In October we welcomed a new member to the family, Diamond the sea lion. She came here because we felt our young sea lion Lina needed a friend closer to her own age. Diamond’s first home was up in the sea lion house, where she got to know her trainers and meet her new roomies. The first sea lion she met was Kilo, who welcomed another girl to his group with open flippers, followed by Karen who enjoyed a few cuddles with her. Lastly, little Lina met her new friend and was thrilled to have rambunctious girl in the mix. 

Very social and curious, Diamond became fast friends with all three new roommates. Then, it was time for her to take a big step and join the others in the habitat. As word got around the facility that it was Diamond’s big day, a large group of staff and volunteers lined the fence to watch her boldly go where she had never gone before. 

Each sea lion partnered with his or her own trainer for the session. Kilo and Karen showed off their signature behaviors, while Lina worked with her trainer inside the house. Trainers Loriel and Linda both worked with Diamond to see if she wanted to go down the ramp and make her way out of the house and into the habitat. A few times, she went halfway but then got a little nervous and ran back up inside. The trainers then tried to have her exit from the other side and down the stairs. Again, she came close but wasn’t able to go the entire distance. Moving somewhere new can be scary. Always putting the animals first, we wanted to make sure she made the move on her own terms.

After a small break, the trainers decided to take a different route. The trainers asked Kilo to come into the house and then led him and Diamond through the front door. That decision was gold! Diamond walked alongside Kilo with no hesitation. It turns out; she just needed a friend to hold her flipper.
As she splashed into the giant sea lion lagoon, all of the staff, volunteers, and guests who had assembled to see what was going on, were overjoyed by seeing Diamond play with her friends in the habitat. Kilo barked his excitement. Karen swam around with Diamond by her side. Lina hopped up on the dock and gave her new friend a nose-to-nose kiss. A visitor who was here with her family stopped to see what was going on and was excited to be a part of this joyous day. As a member of DRC, she had read about Diamond’s arrival via our E-Newsletter. What luck they had to visit right at that moment. Of course, we thanked them for being members and helping support DRC’s mission.
We are so excited to walk by the sea lion habitat and see little Diamond out there with the rest of our flippered family members. She is small and looks a lot like Lina. However, the easiest way to tell them apart is by the color of their fur. Lina has a golden tint to her coloring while Diamond is more silver and literally shines like a diamond. She is a great addition to the DRC family and we can’t wait to share more stories about her adventures with Karen, Kilo and Lina!
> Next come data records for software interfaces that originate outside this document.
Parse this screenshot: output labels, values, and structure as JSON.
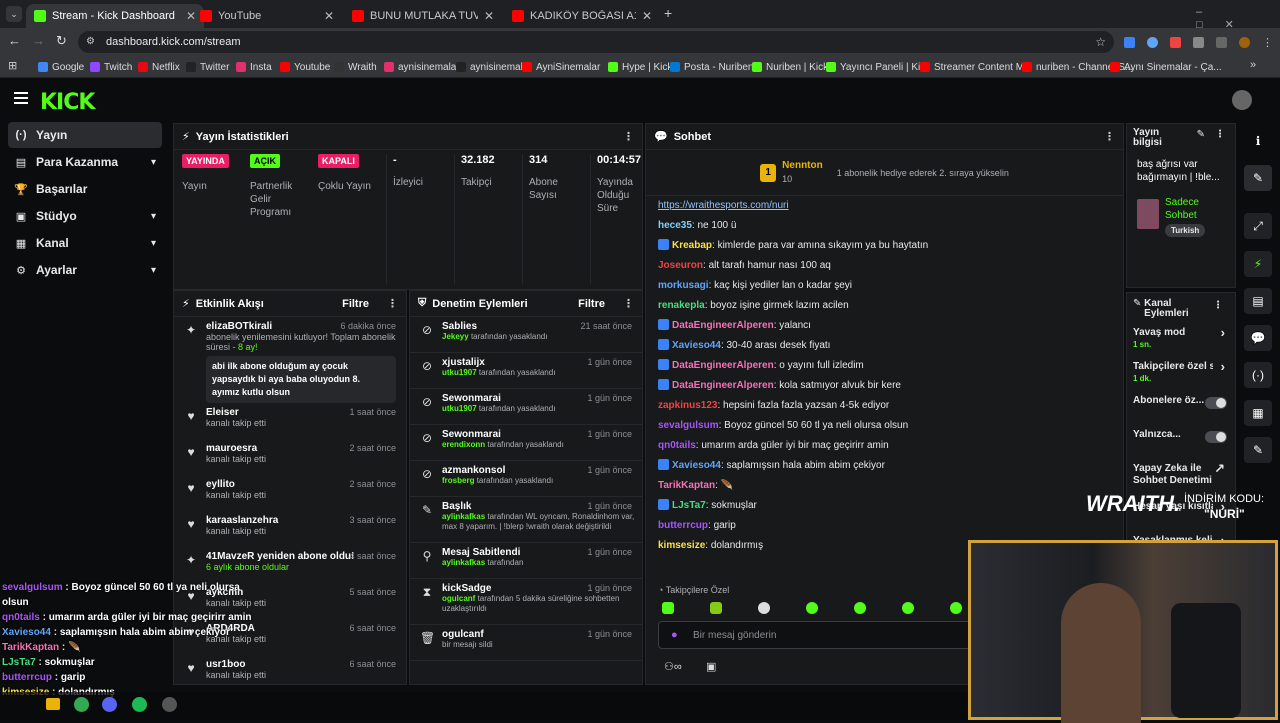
{
  "browser": {
    "tabs": [
      {
        "title": "Stream - Kick Dashboard",
        "favicon_color": "#53fc18"
      },
      {
        "title": "YouTube",
        "favicon_color": "#ff0000"
      },
      {
        "title": "BUNU MUTLAKA TUVALETTE K",
        "favicon_color": "#ff0000"
      },
      {
        "title": "KADIKÖY BOĞASI A101 VS BİM",
        "favicon_color": "#ff0000"
      }
    ],
    "url": "dashboard.kick.com/stream",
    "bookmarks": [
      {
        "label": "Google",
        "color": "#4285f4"
      },
      {
        "label": "Twitch",
        "color": "#9146ff"
      },
      {
        "label": "Netflix",
        "color": "#e50914"
      },
      {
        "label": "Twitter",
        "color": "#222222"
      },
      {
        "label": "Insta",
        "color": "#e1306c"
      },
      {
        "label": "Youtube",
        "color": "#ff0000"
      },
      {
        "label": "Wraith",
        "color": "#333333"
      },
      {
        "label": "aynisinemalar",
        "color": "#e1306c"
      },
      {
        "label": "aynisinemalar",
        "color": "#222222"
      },
      {
        "label": "AyniSinemalar",
        "color": "#ff0000"
      },
      {
        "label": "Hype | Kick",
        "color": "#53fc18"
      },
      {
        "label": "Posta - Nuriben",
        "color": "#0078d4"
      },
      {
        "label": "Nuriben | Kick",
        "color": "#53fc18"
      },
      {
        "label": "Yayıncı Paneli | Kick",
        "color": "#53fc18"
      },
      {
        "label": "Streamer Content M...",
        "color": "#ff0000"
      },
      {
        "label": "nuriben - Channel S...",
        "color": "#ff0000"
      },
      {
        "label": "Aynı Sinemalar - Ça...",
        "color": "#ff0000"
      }
    ]
  },
  "app": {
    "logo": "KICK",
    "nav": [
      {
        "label": "Yayın",
        "icon": "(·)",
        "chevron": false
      },
      {
        "label": "Para Kazanma",
        "icon": "▤",
        "chevron": true
      },
      {
        "label": "Başarılar",
        "icon": "🏆",
        "chevron": false
      },
      {
        "label": "Stüdyo",
        "icon": "▣",
        "chevron": true
      },
      {
        "label": "Kanal",
        "icon": "▦",
        "chevron": true
      },
      {
        "label": "Ayarlar",
        "icon": "⚙",
        "chevron": true
      }
    ],
    "stats": {
      "title": "Yayın İstatistikleri",
      "items": [
        {
          "badge": "YAYINDA",
          "badge_color": "#e91e63",
          "label": "Yayın"
        },
        {
          "badge": "AÇIK",
          "badge_color": "#53fc18",
          "label": "Partnerlik Gelir Programı"
        },
        {
          "badge": "KAPALI",
          "badge_color": "#e91e63",
          "label": "Çoklu Yayın"
        },
        {
          "value": "-",
          "label": "İzleyici"
        },
        {
          "value": "32.182",
          "label": "Takipçi"
        },
        {
          "value": "314",
          "label": "Abone Sayısı"
        },
        {
          "value": "00:14:57",
          "label": "Yayında Olduğu Süre"
        }
      ]
    },
    "activity": {
      "title": "Etkinlik Akışı",
      "filter": "Filtre",
      "top": {
        "name": "elizaBOTkirali",
        "time": "6 dakika önce",
        "sub": "abonelik yenilemesini kutluyor! Toplam abonelik süresi -",
        "months": "8 ay!",
        "quote": "abi ilk abone olduğum ay çocuk yapsaydık bi aya baba oluyodun 8. ayımız kutlu olsun"
      },
      "items": [
        {
          "name": "Eleiser",
          "sub": "kanalı takip etti",
          "time": "1 saat önce",
          "icon": "♥"
        },
        {
          "name": "mauroesra",
          "sub": "kanalı takip etti",
          "time": "2 saat önce",
          "icon": "♥"
        },
        {
          "name": "eyllito",
          "sub": "kanalı takip etti",
          "time": "2 saat önce",
          "icon": "♥"
        },
        {
          "name": "karaaslanzehra",
          "sub": "kanalı takip etti",
          "time": "3 saat önce",
          "icon": "♥"
        },
        {
          "name": "41MavzeR yeniden abone oldu!",
          "sub": "6 aylık abone oldular",
          "time": "4 saat önce",
          "icon": "✦"
        },
        {
          "name": "aykcmn",
          "sub": "kanalı takip etti",
          "time": "5 saat önce",
          "icon": "♥"
        },
        {
          "name": "ARD4RDA",
          "sub": "kanalı takip etti",
          "time": "6 saat önce",
          "icon": "♥"
        },
        {
          "name": "usr1boo",
          "sub": "kanalı takip etti",
          "time": "6 saat önce",
          "icon": "♥"
        }
      ]
    },
    "moderation": {
      "title": "Denetim Eylemleri",
      "filter": "Filtre",
      "items": [
        {
          "name": "Sablies",
          "by": "Jekeyy",
          "action": "tarafından yasaklandı",
          "time": "21 saat önce",
          "icon": "⊘"
        },
        {
          "name": "xjustalijx",
          "by": "utku1907",
          "action": "tarafından yasaklandı",
          "time": "1 gün önce",
          "icon": "⊘"
        },
        {
          "name": "Sewonmarai",
          "by": "utku1907",
          "action": "tarafından yasaklandı",
          "time": "1 gün önce",
          "icon": "⊘"
        },
        {
          "name": "Sewonmarai",
          "by": "erendixonn",
          "action": "tarafından yasaklandı",
          "time": "1 gün önce",
          "icon": "⊘"
        },
        {
          "name": "azmankonsol",
          "by": "frosberg",
          "action": "tarafından yasaklandı",
          "time": "1 gün önce",
          "icon": "⊘"
        },
        {
          "name": "Başlık",
          "by": "aylinkafkas",
          "action": "tarafından WL oyncam, Ronaldinhom var, max 8 yaparım. | !blerp !wraith olarak değiştirildi",
          "time": "1 gün önce",
          "icon": "✎"
        },
        {
          "name": "Mesaj Sabitlendi",
          "by": "aylinkafkas",
          "action": "tarafından",
          "time": "1 gün önce",
          "icon": "⚲"
        },
        {
          "name": "kickSadge",
          "by": "ogulcanf",
          "action": "tarafından 5 dakika süreliğine sohbetten uzaklaştırıldı",
          "time": "1 gün önce",
          "icon": "⧗"
        },
        {
          "name": "ogulcanf",
          "by": "",
          "action": "bir mesajı sildi",
          "time": "1 gün önce",
          "icon": "🗑"
        }
      ]
    },
    "chat": {
      "title": "Sohbet",
      "pinned_user": "Nennton",
      "pinned_count": "10",
      "pinned_text": "1 abonelik hediye ederek 2. sıraya yükselin",
      "link": "https://wraithesports.com/nuri",
      "messages": [
        {
          "user": "hece35",
          "color": "#7dd3fc",
          "text": "ne 100 ü",
          "badge": false
        },
        {
          "user": "Kreabap",
          "color": "#fde047",
          "text": "kimlerde para var amına sıkayım ya bu haytatın",
          "badge": true
        },
        {
          "user": "Joseuron",
          "color": "#ef4444",
          "text": "alt tarafı hamur nası 100 aq",
          "badge": false
        },
        {
          "user": "morkusagi",
          "color": "#60a5fa",
          "text": "kaç kişi yediler lan o kadar şeyi",
          "badge": false
        },
        {
          "user": "renakepla",
          "color": "#4ade80",
          "text": "boyoz işine girmek lazım acilen",
          "badge": false
        },
        {
          "user": "DataEngineerAlperen",
          "color": "#f472b6",
          "text": "yalancı",
          "badge": true
        },
        {
          "user": "Xavieso44",
          "color": "#60a5fa",
          "text": "30-40 arası desek fiyatı",
          "badge": true
        },
        {
          "user": "DataEngineerAlperen",
          "color": "#f472b6",
          "text": "o yayını full izledim",
          "badge": true
        },
        {
          "user": "DataEngineerAlperen",
          "color": "#f472b6",
          "text": "kola satmıyor alvuk bir kere",
          "badge": true
        },
        {
          "user": "zapkinus123",
          "color": "#ef4444",
          "text": "hepsini fazla fazla yazsan 4-5k ediyor",
          "badge": false
        },
        {
          "user": "sevalgulsum",
          "color": "#a855f7",
          "text": "Boyoz güncel 50 60 tl ya neli olursa olsun",
          "badge": false
        },
        {
          "user": "qn0tails",
          "color": "#a855f7",
          "text": "umarım arda güler iyi bir maç geçirirr amin",
          "badge": false
        },
        {
          "user": "Xavieso44",
          "color": "#60a5fa",
          "text": "saplamışsın hala abim abim çekiyor",
          "badge": true
        },
        {
          "user": "TarikKaptan",
          "color": "#f472b6",
          "text": "🪶",
          "badge": false
        },
        {
          "user": "LJsTa7",
          "color": "#4ade80",
          "text": "sokmuşlar",
          "badge": true
        },
        {
          "user": "butterrcup",
          "color": "#a855f7",
          "text": "garip",
          "badge": false
        },
        {
          "user": "kimsesize",
          "color": "#fde047",
          "text": "dolandırmış",
          "badge": false
        }
      ],
      "followers_only": "Takipçilere Özel",
      "input_placeholder": "Bir mesaj gönderin"
    },
    "stream_info": {
      "title": "Yayın bilgisi",
      "text": "baş ağrısı var bağırmayın | !ble...",
      "category": "Sadece Sohbet",
      "tag": "Turkish"
    },
    "channel_actions": {
      "title": "Kanal Eylemleri",
      "items": [
        {
          "label": "Yavaş mod",
          "value": "1 sn."
        },
        {
          "label": "Takipçilere özel s",
          "value": "1 dk."
        },
        {
          "label": "Abonelere öz...",
          "value": ""
        },
        {
          "label": "Yalnızca...",
          "value": ""
        },
        {
          "label": "Yapay Zeka ile Sohbet Denetimi",
          "value": ""
        },
        {
          "label": "Hesap yaşı kısıtla",
          "value": ""
        },
        {
          "label": "Yasaklanmış kelime",
          "value": ""
        }
      ]
    },
    "overlay": {
      "brand": "WRAITH.",
      "promo_label": "İNDİRİM KODU:",
      "promo_code": "\"NURİ\""
    },
    "stream_chat_overlay": [
      {
        "user": "sevalgulsum",
        "color": "#a855f7",
        "text": "Boyoz güncel 50 60 tl ya neli olursa olsun"
      },
      {
        "user": "qn0tails",
        "color": "#a855f7",
        "text": "umarım arda güler iyi bir maç geçirirr amin"
      },
      {
        "user": "Xavieso44",
        "color": "#60a5fa",
        "text": "saplamışsın hala abim abim çekiyor"
      },
      {
        "user": "TarikKaptan",
        "color": "#f472b6",
        "text": "🪶"
      },
      {
        "user": "LJsTa7",
        "color": "#4ade80",
        "text": "sokmuşlar"
      },
      {
        "user": "butterrcup",
        "color": "#a855f7",
        "text": "garip"
      },
      {
        "user": "kimsesize",
        "color": "#fde047",
        "text": "dolandırmış"
      }
    ]
  }
}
*This story is from several months ago, but we wanted to share it with our supporters who were not able to be here while Diamond made her way into the sea lion habitat.*

Friday, February 6, 2015

Louie's Anniversary

Louie celebrates his fourth anniversary at DRC.
Louie joined the DRC family on February 6, 2011. He was the first live dolphin, covered with oil, rescued from the Deepwater Horizon oil spill off the coast of Louisiana in September of 2010. This little fighter was given just a 5% chance of survival when rescued by the Louisiana Marine Mammal and Sea Turtle Rescue. Thanks to their tremendous dedication and round the clock care, Louie recovered and was ready to make the move to his “forever home” here at Dolphin Research Center. Louie is a sweet natured dolphin who gets along with everyone. His laid back dolphinality, allows him to fit in perfectly with all his family at DRC. Louie loves to sit straight up at the dock and always gives a 110% during his sessions. He gets excited to hear trainer’s whistles after a behaviors, races back to the dock and pops up out of the water so far you can often see the middle of his stomach! Louie is a BIG fan of playtime. You can often see him carrying various toys around the lagoon on his rostrum or flippers. Happy Anniversary, Louie! We love you.

If you would like to adopt Louie or buy him a bucket of fish for his birthday, please go to the Dolphin Research Center website.